* [Problem to solve] How many lines of the data include the string "Style"? State that number alone.

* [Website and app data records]
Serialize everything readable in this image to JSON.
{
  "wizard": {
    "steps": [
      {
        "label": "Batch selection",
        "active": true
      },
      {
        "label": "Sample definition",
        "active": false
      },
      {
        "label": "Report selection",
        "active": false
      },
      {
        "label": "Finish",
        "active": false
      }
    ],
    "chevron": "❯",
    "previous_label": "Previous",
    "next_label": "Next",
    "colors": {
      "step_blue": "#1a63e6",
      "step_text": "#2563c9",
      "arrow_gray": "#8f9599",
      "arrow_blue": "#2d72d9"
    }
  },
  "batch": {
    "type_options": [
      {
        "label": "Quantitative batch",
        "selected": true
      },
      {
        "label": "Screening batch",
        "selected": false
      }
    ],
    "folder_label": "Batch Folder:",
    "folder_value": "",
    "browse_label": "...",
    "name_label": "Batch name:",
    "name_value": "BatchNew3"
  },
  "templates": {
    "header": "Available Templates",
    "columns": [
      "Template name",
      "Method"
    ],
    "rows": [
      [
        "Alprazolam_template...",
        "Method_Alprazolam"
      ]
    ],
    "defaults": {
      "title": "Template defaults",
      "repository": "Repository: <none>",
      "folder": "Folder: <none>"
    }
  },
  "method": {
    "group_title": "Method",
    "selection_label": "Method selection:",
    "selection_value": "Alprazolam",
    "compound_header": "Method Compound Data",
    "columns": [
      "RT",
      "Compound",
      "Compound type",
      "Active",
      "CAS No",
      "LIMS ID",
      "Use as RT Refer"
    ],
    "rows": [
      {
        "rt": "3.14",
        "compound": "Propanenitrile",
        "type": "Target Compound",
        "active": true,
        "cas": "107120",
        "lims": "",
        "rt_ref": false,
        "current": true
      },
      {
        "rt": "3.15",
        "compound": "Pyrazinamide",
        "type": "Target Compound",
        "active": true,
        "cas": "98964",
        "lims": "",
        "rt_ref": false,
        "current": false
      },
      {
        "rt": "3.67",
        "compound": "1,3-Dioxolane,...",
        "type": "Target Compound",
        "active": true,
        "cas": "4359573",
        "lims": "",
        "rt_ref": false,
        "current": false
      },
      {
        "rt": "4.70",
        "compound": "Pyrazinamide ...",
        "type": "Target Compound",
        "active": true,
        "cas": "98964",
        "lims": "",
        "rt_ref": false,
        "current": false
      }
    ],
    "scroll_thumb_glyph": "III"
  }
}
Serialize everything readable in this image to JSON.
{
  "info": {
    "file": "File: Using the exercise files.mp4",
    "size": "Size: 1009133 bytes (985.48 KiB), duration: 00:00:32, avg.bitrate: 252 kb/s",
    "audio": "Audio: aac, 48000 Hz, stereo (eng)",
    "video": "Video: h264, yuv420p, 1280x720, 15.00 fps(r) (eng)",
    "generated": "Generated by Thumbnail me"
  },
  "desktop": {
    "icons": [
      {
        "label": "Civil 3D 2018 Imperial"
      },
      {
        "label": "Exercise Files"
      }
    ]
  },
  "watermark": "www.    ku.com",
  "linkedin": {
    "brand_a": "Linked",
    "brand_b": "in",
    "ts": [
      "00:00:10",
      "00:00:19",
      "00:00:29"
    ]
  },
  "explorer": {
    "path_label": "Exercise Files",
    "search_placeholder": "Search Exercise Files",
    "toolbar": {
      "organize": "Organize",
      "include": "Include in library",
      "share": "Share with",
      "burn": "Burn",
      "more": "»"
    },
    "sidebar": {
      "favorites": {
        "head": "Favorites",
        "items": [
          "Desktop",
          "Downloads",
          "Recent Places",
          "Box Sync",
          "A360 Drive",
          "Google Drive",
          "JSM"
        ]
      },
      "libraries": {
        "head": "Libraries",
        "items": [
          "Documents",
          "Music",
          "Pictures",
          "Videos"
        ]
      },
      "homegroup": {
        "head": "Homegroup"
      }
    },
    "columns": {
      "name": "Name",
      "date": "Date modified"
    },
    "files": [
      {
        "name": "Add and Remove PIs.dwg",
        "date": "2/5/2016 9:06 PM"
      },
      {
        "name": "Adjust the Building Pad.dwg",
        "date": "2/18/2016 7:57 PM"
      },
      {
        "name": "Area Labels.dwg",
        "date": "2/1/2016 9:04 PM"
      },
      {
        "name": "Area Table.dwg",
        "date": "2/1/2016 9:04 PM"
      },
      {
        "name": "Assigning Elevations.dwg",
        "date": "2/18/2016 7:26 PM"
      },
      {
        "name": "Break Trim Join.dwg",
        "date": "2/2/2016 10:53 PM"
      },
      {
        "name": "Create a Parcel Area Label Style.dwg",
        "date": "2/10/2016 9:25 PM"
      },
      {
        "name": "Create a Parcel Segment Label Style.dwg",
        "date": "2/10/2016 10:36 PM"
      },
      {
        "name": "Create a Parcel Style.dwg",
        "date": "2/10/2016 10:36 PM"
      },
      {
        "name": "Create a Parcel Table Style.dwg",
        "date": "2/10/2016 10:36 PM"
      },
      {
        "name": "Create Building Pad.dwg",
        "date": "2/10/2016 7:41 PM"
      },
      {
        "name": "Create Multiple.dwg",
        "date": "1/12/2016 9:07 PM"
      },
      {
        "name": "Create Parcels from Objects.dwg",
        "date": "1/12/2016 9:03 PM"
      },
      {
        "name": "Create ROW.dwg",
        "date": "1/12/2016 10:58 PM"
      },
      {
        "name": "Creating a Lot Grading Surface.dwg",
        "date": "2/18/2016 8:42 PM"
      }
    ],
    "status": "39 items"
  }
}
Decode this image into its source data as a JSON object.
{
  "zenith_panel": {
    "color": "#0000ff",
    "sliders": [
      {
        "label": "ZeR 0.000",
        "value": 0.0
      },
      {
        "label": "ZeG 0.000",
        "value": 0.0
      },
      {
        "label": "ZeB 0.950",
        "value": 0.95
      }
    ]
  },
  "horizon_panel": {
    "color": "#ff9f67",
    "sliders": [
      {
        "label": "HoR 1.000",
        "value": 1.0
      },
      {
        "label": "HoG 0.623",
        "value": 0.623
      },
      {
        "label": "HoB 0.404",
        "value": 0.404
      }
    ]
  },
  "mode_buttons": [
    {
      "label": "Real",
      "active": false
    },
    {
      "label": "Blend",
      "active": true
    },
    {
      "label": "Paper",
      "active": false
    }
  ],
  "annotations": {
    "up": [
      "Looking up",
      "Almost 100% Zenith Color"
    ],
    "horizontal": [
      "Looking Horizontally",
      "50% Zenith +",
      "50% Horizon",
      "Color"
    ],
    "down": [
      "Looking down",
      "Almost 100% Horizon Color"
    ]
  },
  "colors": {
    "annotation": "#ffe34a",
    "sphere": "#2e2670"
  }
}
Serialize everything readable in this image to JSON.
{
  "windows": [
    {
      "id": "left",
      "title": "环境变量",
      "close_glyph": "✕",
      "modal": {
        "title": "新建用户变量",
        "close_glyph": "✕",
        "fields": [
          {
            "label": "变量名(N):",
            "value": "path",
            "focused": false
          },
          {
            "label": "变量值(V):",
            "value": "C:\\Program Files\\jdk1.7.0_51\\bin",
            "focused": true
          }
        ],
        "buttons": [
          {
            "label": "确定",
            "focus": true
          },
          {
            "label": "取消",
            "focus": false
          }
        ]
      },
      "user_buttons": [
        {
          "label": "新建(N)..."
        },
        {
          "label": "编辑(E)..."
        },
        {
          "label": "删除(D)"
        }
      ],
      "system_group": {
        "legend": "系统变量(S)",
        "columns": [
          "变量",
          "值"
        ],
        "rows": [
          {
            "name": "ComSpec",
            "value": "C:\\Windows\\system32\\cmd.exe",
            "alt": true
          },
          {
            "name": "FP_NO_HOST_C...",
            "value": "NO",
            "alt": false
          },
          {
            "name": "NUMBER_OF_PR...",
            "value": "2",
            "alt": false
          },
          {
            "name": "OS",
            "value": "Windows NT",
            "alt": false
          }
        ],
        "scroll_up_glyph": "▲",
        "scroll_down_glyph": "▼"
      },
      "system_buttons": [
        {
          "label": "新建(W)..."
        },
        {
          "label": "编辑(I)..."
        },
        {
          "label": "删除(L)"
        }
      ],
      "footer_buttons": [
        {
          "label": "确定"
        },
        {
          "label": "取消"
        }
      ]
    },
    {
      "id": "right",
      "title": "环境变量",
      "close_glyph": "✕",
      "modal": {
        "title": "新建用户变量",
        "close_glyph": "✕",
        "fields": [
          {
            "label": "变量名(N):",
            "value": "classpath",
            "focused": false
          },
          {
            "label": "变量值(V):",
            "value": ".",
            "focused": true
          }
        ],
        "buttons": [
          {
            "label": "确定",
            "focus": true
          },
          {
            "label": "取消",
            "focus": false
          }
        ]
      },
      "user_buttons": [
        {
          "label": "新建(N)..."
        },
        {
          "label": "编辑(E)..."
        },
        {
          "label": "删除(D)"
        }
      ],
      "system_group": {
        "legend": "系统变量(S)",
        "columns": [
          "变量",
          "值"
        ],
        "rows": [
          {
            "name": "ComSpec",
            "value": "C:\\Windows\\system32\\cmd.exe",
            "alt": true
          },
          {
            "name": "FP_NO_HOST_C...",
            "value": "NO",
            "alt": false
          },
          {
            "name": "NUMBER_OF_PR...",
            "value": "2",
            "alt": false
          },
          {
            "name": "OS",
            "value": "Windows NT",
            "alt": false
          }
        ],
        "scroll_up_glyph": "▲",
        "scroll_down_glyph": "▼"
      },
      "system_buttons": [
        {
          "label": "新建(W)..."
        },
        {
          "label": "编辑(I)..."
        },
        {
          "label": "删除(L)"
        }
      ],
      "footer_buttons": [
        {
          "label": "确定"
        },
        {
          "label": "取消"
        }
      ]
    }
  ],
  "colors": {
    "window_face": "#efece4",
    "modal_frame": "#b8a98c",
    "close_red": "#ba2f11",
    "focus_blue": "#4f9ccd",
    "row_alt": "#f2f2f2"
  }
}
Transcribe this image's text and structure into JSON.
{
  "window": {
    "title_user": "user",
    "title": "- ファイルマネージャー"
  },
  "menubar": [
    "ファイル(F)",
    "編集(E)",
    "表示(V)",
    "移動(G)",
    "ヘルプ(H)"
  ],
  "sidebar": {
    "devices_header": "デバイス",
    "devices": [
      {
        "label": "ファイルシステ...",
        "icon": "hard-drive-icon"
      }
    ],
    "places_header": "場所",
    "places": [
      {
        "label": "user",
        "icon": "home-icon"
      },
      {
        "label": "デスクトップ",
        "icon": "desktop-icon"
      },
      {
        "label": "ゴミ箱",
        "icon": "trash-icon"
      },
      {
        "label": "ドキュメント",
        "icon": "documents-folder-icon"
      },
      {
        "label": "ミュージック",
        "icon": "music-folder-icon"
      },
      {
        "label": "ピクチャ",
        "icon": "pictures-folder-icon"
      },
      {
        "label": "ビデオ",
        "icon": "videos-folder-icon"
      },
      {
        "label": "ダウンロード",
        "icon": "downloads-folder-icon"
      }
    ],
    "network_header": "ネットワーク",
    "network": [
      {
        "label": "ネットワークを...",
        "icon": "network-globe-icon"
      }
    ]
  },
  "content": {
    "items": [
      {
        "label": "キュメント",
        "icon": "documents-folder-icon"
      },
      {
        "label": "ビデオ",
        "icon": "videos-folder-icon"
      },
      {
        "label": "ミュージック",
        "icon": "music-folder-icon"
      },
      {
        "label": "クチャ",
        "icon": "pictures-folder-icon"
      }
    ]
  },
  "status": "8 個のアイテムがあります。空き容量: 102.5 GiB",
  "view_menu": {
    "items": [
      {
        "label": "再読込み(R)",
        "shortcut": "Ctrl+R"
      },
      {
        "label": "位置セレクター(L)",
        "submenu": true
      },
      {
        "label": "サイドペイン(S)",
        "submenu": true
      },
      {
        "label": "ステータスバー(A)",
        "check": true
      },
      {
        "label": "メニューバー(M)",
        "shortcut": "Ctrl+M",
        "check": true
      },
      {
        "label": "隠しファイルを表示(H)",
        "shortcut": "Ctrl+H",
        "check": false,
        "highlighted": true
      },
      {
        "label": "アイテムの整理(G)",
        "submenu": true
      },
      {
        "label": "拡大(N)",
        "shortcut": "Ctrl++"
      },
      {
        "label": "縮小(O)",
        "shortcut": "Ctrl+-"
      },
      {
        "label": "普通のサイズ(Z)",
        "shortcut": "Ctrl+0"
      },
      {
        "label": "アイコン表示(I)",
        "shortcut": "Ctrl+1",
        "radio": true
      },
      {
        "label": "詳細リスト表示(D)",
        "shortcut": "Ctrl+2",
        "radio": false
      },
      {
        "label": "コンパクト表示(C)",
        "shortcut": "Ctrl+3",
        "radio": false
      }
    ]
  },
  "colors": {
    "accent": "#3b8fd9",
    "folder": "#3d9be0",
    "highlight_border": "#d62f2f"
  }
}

* [Task output] 4